Kung Fu “Pilot”
Director: Hanelle M. Culpepper
Writers: Christina M. Kim
Starring: Olivia Liang, Tzi Ma, Valencia Budijanto, Yvonne Chapman, Vincent Chang, Kheng Hua Tan, Tony Chung, Shannon Dang, Vanessa Kai, Sunghee Lapell, Link Baker, Eddie Liu, Rebecca Olson, Debbie Podowski, Nitin Prasad, Jon Prasida, Gavin Stenhouse
A quarter-life crisis causes a young Chinese-American woman, Nicky Chen, to drop out of college. She goes on a life-changing journey to an isolated monastery in China. When she returns, she finds her hometown overrun with crime and corruption. Nicky uses her martial arts skills and Shaolin values to protect her community and bring criminals to justice. All the while she searches for the assassin who killed her Shaolin mentor and is now targeting her.
Kung Fu “Pilot” introduces us to a very likable protagonist, Nicky. The development that is present concerning the complexity of the character, proves Christina M. Kim’s storytelling abilities are superior to most. Within the first episode, she gets sent to China so that she can meet a husband. It gives us a new angle on the arranged marriage trope that only endears to her from the get-go. It adds layers to what some may view as an anachronistic cultural pillar.
The character of Pei-ling, played by the immensely talented Vanessa Kai, makes me wonder why she has not more juicy roles like this. The role showcases her talents. The show has two of my favorite actors. Tzi Ma, who coincidentally played Mulan’s father in the live-action remake, and Kheng Hua Tan, who played Constance Wu’s mother, in Crazy Rich Asians. Both of these actors are not only prolific but have long-deserved roles like these which have shown their range.
The family dynamics within the show have a unique voice. The main character’s relationship with her parents and her siblings is where the show really shines.
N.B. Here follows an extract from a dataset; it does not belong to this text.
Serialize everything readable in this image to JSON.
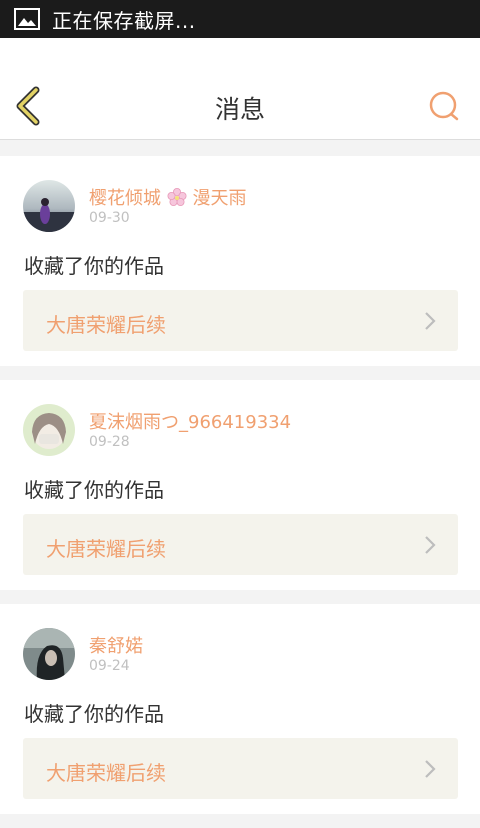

The mythology that is introduced is probably the other thing I most liked about this show. It certainly makes the original show feel pedestrian. The sensitivity and research devoted to the world-building, makes this show already stand heads and shoulders above the rest of the shows at the CW. This show has so many people in the cast that are Asian. Much like Black Panther and Crazy Rich Asians, it acknowledges the fact but doesn’t dwell on it. It envelops the audience into what eventually is a well-told story.
Kung Fu is what the world needs now. The only things I can really gripe about is some of the story choices. The first being that her love interest is not really interesting, but only time will tell if he is fully rounded as a character. The second is the similarities to the story of Mulan, which I understand is a zeitgeist touchpoint for most viewers, but this story is gripping enough without evoking it.
Kung Fu “Pilot” is an excellent introductory episode that only shares a name with the original show. This is a relevant show which infuses family dynamics and martial arts, something I have been missing since Into The Badlands.